1 medium eggplant, cut unto large chunks
                                                                                                                                         
To serve
1 lime, cut into wedges
1 kaffir lime leaf, very finely sliced (chiffonade, like this)
4-6 Brussels sprouts, finely shaved using a mandoline
Olive oil
Sea salt flakes
Fried shallots (they come in jars in the Asian aisle at the supermarket, or any Asian grocer)
Brown rice, cooked


Method
Preheat an oven to 180c. Blitz the paste ingredients in the blender until you achieve a rough paste. Add a small amount of water to the paste if it has issues combining. In a heavy based pot on a medium heat, add a slug of olive oil and stir fry the paste for 2-3 minutes, until aromatic. Stir the mixture continuously to prevent it catching on the bottom. Remove the paste from the pot and set aside while you brown the meat. 

Add a little more oil, then in batches, brown the meat on all sides. Once all the meat is browned, return all of the meat to the pot, along with the paste and stir to combine. Add in the coconut cream and ketchup manis and combine well. Bring the curry to a simmer, then season with salt and ground white pepper to taste and place the lid on the pot. Place the pot in oven and reduce the temperature to 120c for 4 hours. At the third hour, add the eggplant pieces and stir to combine, replace the lid and return to the oven. 

When the time is up, remove the pot from the oven and check the meat. The meat should be soft enough to break apart with a spoon. If the meat is still a bit tough, place back in the oven for another half hour until tender. If the meat is done, place the pot on the stove on high heat with the lid on for 15-20 minutes to thicken the sauce. Once thickened, taste, and adjust seasoning if necessary, then set aside to cool slightly.

To serve, combine the sprouts and kaffir lime leaf, then dress with a drizzle of olive oil, a squeeze of lime juice and season with salt, to taste.

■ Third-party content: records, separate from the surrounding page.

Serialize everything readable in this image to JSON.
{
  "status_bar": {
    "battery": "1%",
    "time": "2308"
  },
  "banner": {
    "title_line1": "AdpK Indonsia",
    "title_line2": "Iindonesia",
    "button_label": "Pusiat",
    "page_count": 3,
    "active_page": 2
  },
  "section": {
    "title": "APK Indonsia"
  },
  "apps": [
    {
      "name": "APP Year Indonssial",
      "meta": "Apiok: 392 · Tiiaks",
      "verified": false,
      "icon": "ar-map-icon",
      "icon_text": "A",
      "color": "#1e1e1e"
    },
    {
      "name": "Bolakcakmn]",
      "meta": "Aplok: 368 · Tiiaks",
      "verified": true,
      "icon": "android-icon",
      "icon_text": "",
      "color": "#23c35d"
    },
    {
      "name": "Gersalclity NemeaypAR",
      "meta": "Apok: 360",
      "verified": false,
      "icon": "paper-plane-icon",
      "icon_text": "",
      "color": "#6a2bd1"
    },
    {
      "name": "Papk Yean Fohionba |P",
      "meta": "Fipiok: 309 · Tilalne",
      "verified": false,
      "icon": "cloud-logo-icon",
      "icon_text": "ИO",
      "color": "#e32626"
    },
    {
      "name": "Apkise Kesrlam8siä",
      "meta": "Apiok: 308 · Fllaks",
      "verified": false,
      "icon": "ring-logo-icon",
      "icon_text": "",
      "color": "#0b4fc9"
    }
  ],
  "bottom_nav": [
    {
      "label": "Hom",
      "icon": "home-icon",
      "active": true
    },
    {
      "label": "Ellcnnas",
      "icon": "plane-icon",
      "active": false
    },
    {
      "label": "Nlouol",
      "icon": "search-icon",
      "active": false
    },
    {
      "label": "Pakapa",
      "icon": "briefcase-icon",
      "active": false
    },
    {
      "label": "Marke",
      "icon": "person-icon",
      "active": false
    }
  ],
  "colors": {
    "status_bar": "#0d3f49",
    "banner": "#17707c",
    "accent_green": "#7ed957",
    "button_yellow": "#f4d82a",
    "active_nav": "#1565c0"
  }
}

Serve the curry with brown rice, the sprouts and garnish with fried shallots and a lime wedge.